AIM OF THE TASK:
Go over the material below and report every line that contains the word "name".

[Opening RECORDS PROVIDED section]

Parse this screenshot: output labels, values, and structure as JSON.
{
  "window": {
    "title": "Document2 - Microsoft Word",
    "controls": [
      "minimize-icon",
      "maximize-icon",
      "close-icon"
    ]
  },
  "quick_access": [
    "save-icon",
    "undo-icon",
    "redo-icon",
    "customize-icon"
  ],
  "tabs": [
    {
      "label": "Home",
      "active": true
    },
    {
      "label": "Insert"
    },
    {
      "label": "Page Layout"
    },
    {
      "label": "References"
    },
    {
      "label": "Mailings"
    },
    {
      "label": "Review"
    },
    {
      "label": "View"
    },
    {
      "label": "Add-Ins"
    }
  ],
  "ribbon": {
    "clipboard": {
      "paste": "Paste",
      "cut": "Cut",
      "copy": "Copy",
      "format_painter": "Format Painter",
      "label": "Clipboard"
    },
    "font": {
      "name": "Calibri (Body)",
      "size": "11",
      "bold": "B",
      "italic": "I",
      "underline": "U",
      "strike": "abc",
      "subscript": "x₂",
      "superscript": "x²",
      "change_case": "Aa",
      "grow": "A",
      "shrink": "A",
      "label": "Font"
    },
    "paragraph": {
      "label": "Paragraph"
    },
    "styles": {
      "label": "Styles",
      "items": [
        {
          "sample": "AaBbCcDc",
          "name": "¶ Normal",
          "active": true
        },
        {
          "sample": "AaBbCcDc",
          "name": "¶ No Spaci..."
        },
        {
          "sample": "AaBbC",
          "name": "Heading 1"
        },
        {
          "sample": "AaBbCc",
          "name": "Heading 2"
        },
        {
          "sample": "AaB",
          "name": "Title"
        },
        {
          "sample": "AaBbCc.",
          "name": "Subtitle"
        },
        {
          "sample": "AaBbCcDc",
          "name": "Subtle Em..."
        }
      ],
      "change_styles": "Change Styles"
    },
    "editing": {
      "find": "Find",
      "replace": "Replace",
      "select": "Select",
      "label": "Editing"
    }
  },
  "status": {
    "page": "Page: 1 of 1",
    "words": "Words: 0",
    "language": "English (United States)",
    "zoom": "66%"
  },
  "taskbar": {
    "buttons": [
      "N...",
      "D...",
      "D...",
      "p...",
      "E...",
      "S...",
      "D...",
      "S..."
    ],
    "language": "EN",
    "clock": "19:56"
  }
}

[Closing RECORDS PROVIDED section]

TASK RESPONSE:
      "name": "Calibri (Body)",
          "name": "¶ Normal",
          "name": "¶ No Spaci..."
          "name": "Heading 1"
          "name": "Heading 2"
          "name": "Title"
          "name": "Subtitle"
          "name": "Subtle Em..."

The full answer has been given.